Basista is known for its annual celebration of the Basista Town Fiesta which features street dancing, colorful costumes, and various activities such as beauty pageants, parades, and a grand ball.

Basista’s major products include rice, corn, vegetables, poultry, handicrafts, and homemade food items.


Jolly R. Resuello

Vice Mayor
Dante Bustarde

Christian Bacani
Jake Niccole Perez
Dominador Frias
Monica Ramos
Vanessa Baraquio
Marino Capua
Bernard Doria
Teresita Erguiza


Mangatarem got its name from the Ilocano words “Manga ken Tirem” which means “mango and oyster”. It was coined when two woodcutters happened to meet in a forested area that is now part of the current town proper.

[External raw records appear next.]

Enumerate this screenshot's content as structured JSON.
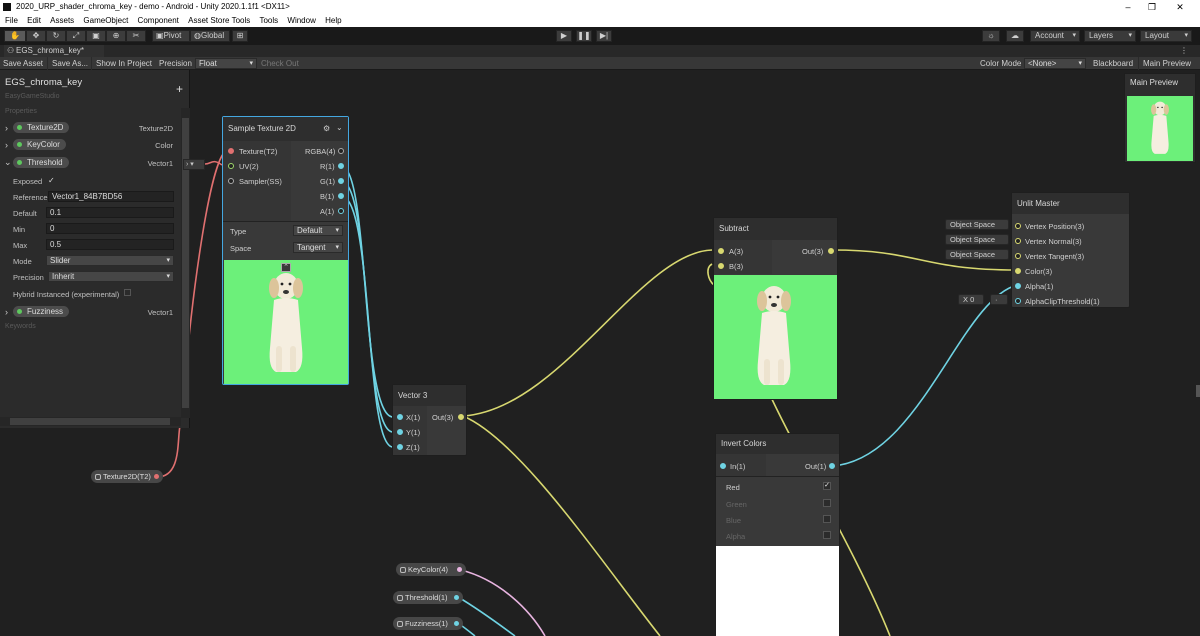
{
  "window": {
    "title": "2020_URP_shader_chroma_key - demo - Android - Unity 2020.1.1f1 <DX11>",
    "min": "–",
    "max": "❐",
    "close": "✕"
  },
  "menu": [
    "File",
    "Edit",
    "Assets",
    "GameObject",
    "Component",
    "Asset Store Tools",
    "Tools",
    "Window",
    "Help"
  ],
  "toolbar": {
    "pivot": "Pivot",
    "global": "Global",
    "account": "Account",
    "layers": "Layers",
    "layout": "Layout"
  },
  "tab": {
    "label": "EGS_chroma_key*"
  },
  "graph_toolbar": {
    "save_asset": "Save Asset",
    "save_as": "Save As...",
    "show_in_project": "Show In Project",
    "precision_label": "Precision",
    "precision_value": "Float",
    "check_out": "Check Out",
    "color_mode_label": "Color Mode",
    "color_mode_value": "<None>",
    "blackboard": "Blackboard",
    "main_preview": "Main Preview"
  },
  "blackboard": {
    "title": "EGS_chroma_key",
    "subtitle": "EasyGameStudio",
    "properties_label": "Properties",
    "keywords_label": "Keywords",
    "add": "+",
    "props": [
      {
        "name": "Texture2D",
        "type": "Texture2D"
      },
      {
        "name": "KeyColor",
        "type": "Color"
      },
      {
        "name": "Threshold",
        "type": "Vector1"
      },
      {
        "name": "Fuzziness",
        "type": "Vector1"
      }
    ],
    "threshold": {
      "exposed_label": "Exposed",
      "exposed": "✓",
      "reference_label": "Reference",
      "reference": "Vector1_84B7BD56",
      "default_label": "Default",
      "default": "0.1",
      "min_label": "Min",
      "min": "0",
      "max_label": "Max",
      "max": "0.5",
      "mode_label": "Mode",
      "mode": "Slider",
      "precision_label": "Precision",
      "precision": "Inherit",
      "hybrid_label": "Hybrid Instanced (experimental)"
    }
  },
  "main_preview": {
    "title": "Main Preview"
  },
  "nodes": {
    "sample": {
      "title": "Sample Texture 2D",
      "inputs": [
        "Texture(T2)",
        "UV(2)",
        "Sampler(SS)"
      ],
      "outputs": [
        "RGBA(4)",
        "R(1)",
        "G(1)",
        "B(1)",
        "A(1)"
      ],
      "type_label": "Type",
      "type_value": "Default",
      "space_label": "Space",
      "space_value": "Tangent"
    },
    "vector3": {
      "title": "Vector 3",
      "inputs": [
        "X(1)",
        "Y(1)",
        "Z(1)"
      ],
      "output": "Out(3)"
    },
    "subtract": {
      "title": "Subtract",
      "inputs": [
        "A(3)",
        "B(3)"
      ],
      "output": "Out(3)"
    },
    "invert": {
      "title": "Invert Colors",
      "input": "In(1)",
      "output": "Out(1)",
      "channels": [
        {
          "label": "Red",
          "checked": "✓"
        },
        {
          "label": "Green",
          "checked": ""
        },
        {
          "label": "Blue",
          "checked": ""
        },
        {
          "label": "Alpha",
          "checked": ""
        }
      ]
    },
    "master": {
      "title": "Unlit Master",
      "ports": [
        "Vertex Position(3)",
        "Vertex Normal(3)",
        "Vertex Tangent(3)",
        "Color(3)",
        "Alpha(1)",
        "AlphaClipThreshold(1)"
      ],
      "chips": [
        "Object Space",
        "Object Space",
        "Object Space"
      ],
      "alpha_clip_x": "X",
      "alpha_clip_value": "0"
    }
  },
  "property_nodes": [
    "Texture2D(T2)",
    "KeyColor(4)",
    "Threshold(1)",
    "Fuzziness(1)"
  ],
  "colors": {
    "edge_yellow": "#d8d870",
    "edge_cyan": "#6fd3e3",
    "edge_red": "#e07070",
    "edge_pink": "#e8b4e0",
    "green_bg": "#6cf07a",
    "selection": "#44a7e0"
  }
}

One woodcutter brought mangoes to eat while the other brought some oysters. When the two men noticed, they both exclaimed “Manga ken Tirem”, thus, the name Mangatarem.

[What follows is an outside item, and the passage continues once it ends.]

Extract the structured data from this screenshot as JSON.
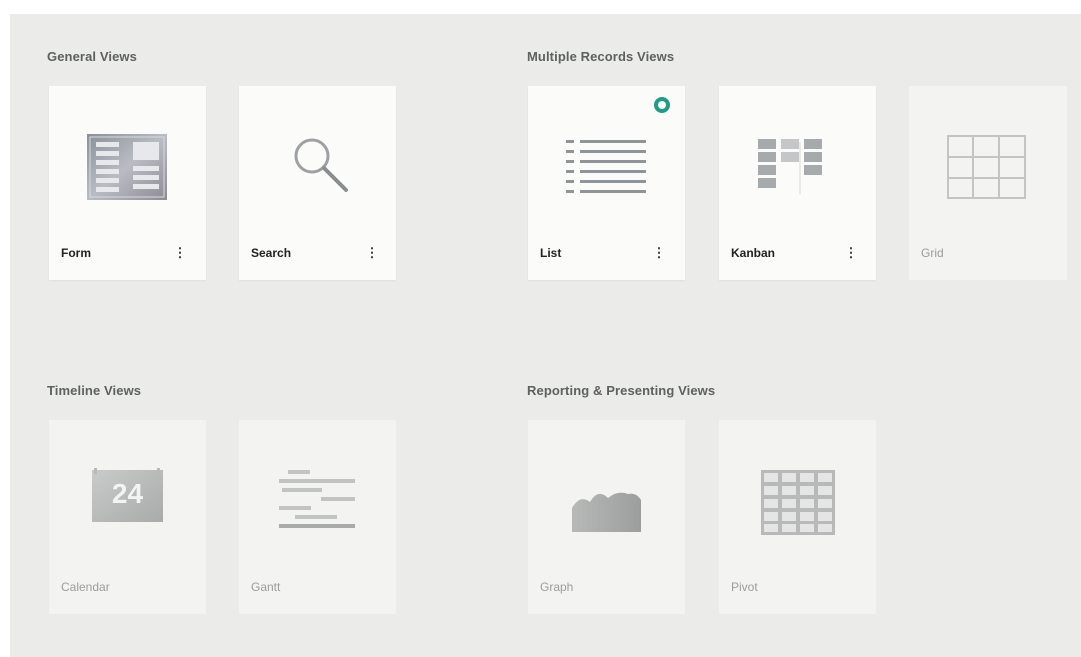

Originally established as a visita of San Carlos in 1827, Mangatarem became an independent town in 1835 headed by its first gobernadorcillo Don Ambrocio Gutierrez and its designated parish priest Dominican friar Father Joaquin Perez.

Part of the second congressional district, Mangatarem neighbors the towns of Aguilar and Urbiztondo. It is 29 kilometers from the capital town of Lingayen. Mangatarem has a total land area of 31,750 hectares, the largest town in the province. It has a population of 79,323 people according to the 2020 census.

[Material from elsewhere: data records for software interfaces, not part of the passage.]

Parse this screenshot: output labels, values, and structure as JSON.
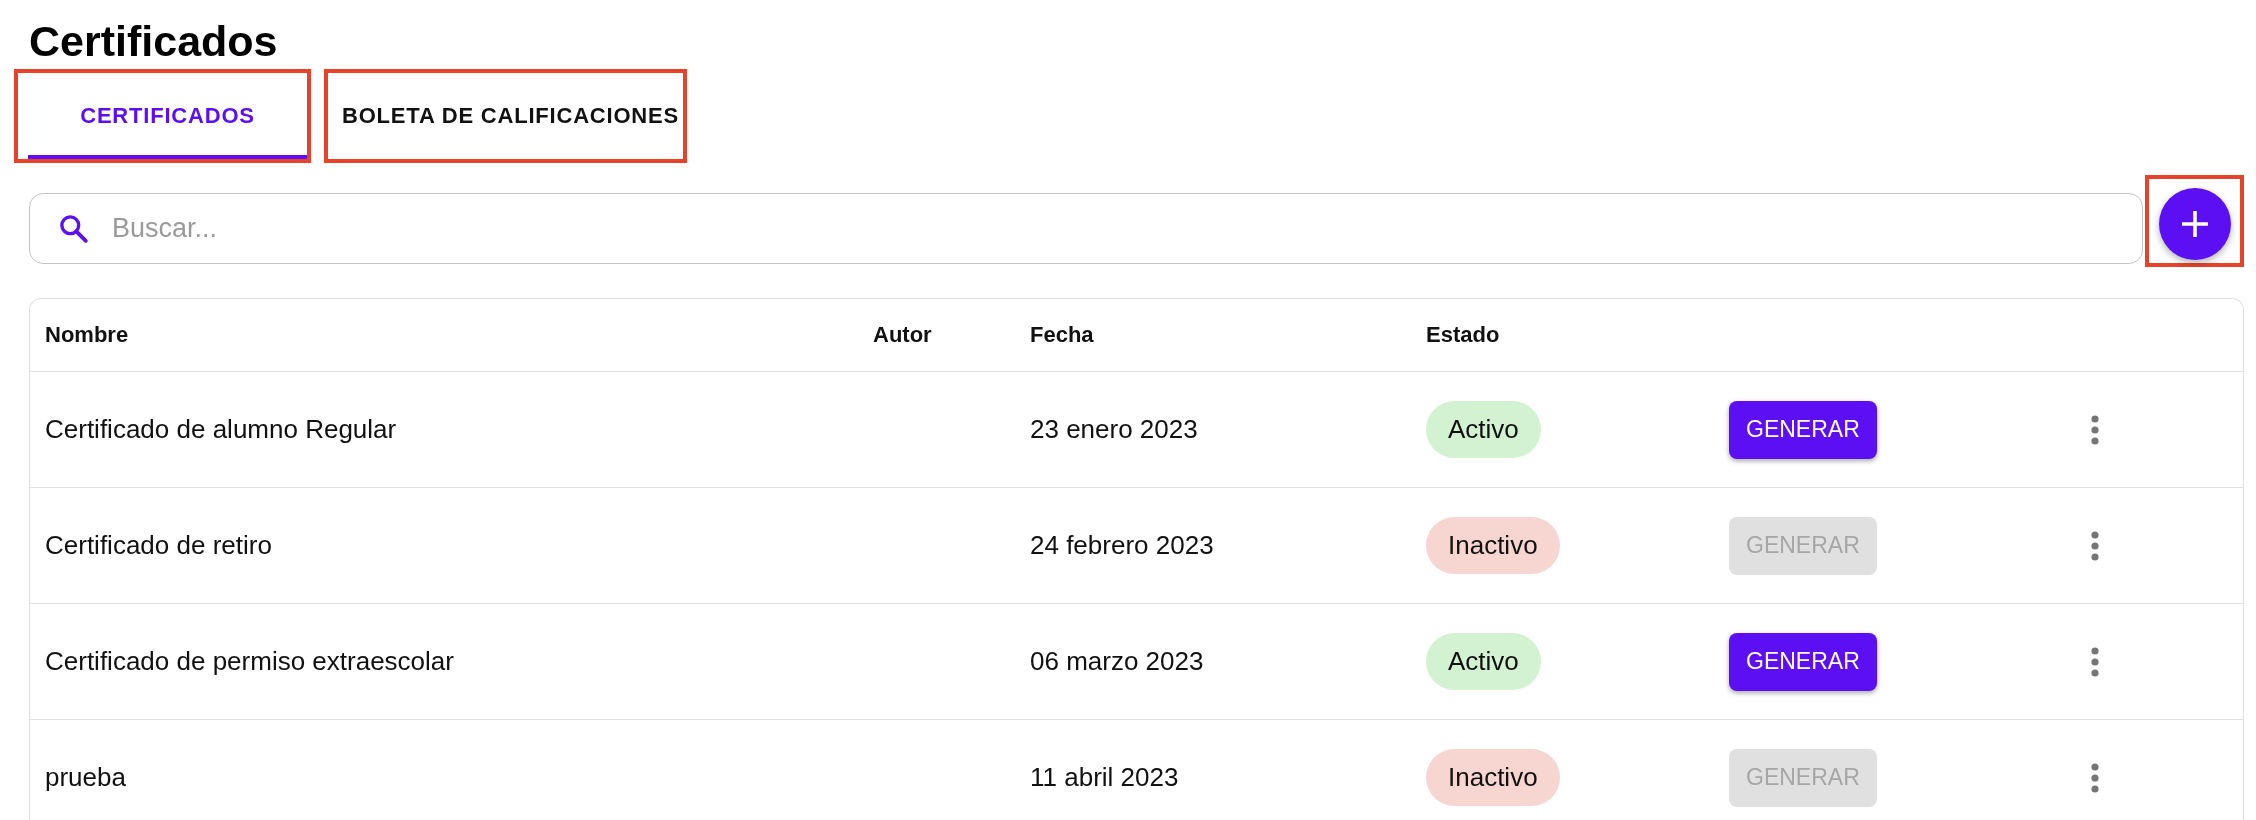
{
  "page": {
    "title": "Certificados"
  },
  "tabs": [
    {
      "label": "CERTIFICADOS",
      "selected": true,
      "highlighted": true
    },
    {
      "label": "BOLETA DE CALIFICACIONES",
      "selected": false,
      "highlighted": true
    }
  ],
  "search": {
    "placeholder": "Buscar..."
  },
  "add_button": {
    "highlighted": true
  },
  "table": {
    "columns": [
      "Nombre",
      "Autor",
      "Fecha",
      "Estado"
    ],
    "rows": [
      {
        "name": "Certificado de alumno Regular",
        "date": "23 enero 2023",
        "status": "Activo",
        "active": true,
        "action": {
          "label": "GENERAR",
          "disabled": false
        }
      },
      {
        "name": "Certificado de retiro",
        "date": "24 febrero 2023",
        "status": "Inactivo",
        "active": false,
        "action": {
          "label": "GENERAR",
          "disabled": true
        }
      },
      {
        "name": "Certificado de permiso extraescolar",
        "date": "06 marzo 2023",
        "status": "Activo",
        "active": true,
        "action": {
          "label": "GENERAR",
          "disabled": false
        }
      },
      {
        "name": "prueba",
        "date": "11 abril 2023",
        "status": "Inactivo",
        "active": false,
        "action": {
          "label": "GENERAR",
          "disabled": true
        }
      }
    ]
  }
}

Located in Mangatarem is the Manleluag Hot Spring National Park, a 1,935-hectare protected area that boasts two ophiolitic hot springs near the extinct volcano Mount Malabobo. The Manleluag Hot Spring National Park is home to 90 bird species and several other vulnerable and endangered species like the Philippine deer, cloud rat, and Philippine warty pig.

Connecting the towns of Mangatarem, Pangasinan and Santa Cruz, Zambales is Daang Kalikasan, a 60-kilometer four-way lane national highway. The cool breeze and picturesque view of Daang Kalikasan made Mangatarem a local hit for tourists. Its rolling hills are now being compared to the likes of Batanes and Apao Rolling Hills of Abra.


The municipality of Aguilar was known during the colonial period as Sitio Balubad, which was part of the town of Binalatongan, now San Carlos, where the Spaniards used the land as a cattle ranch. On July 16, 1805, Aguilar was established as an independent civil political unit by Governor General Rafael Maria de Aguilar, after whom the town was named.

Aguilar is located 16 kilometers south of the provincial capital Lingayen and is part of the second congressional district. It has a land area of 19,506 hectares and a population of 45,100 people according to the 2020 census.

An up-and-coming tourist destination, Aguilar boasts a long list of attractions visitors can enjoy. The Daang Katutubo, a 24-kilometer scenic route that spans the rolling hills of Aguilar, has been a boon for the local economy as tourists from all over Luzon want to experience the “Little Batanes” of Pangasinan. The Ansakket Festival, which is celebrated every October, is also a way to celebrate Aguilar’s glutinous rice (ansakket) products.

The town’s main products are rice, corn, vegetables, taho, mangoes, deremen, suman, and luffa. Aguilar’s poultry and livestock industry, which includes cows, pigs, carabaos, goats, chickens, and domestic ducks, also contributes to its local economy.


Kristal Soriano

Vice Mayor
Jesus Zamuco

Evelyn Villanueva
Tito Cortez
Ramon Sison
Angelo Limos
Renato Cervantes
Defin Dumlao
Domingo Almer Villanueva
Jessie Posadas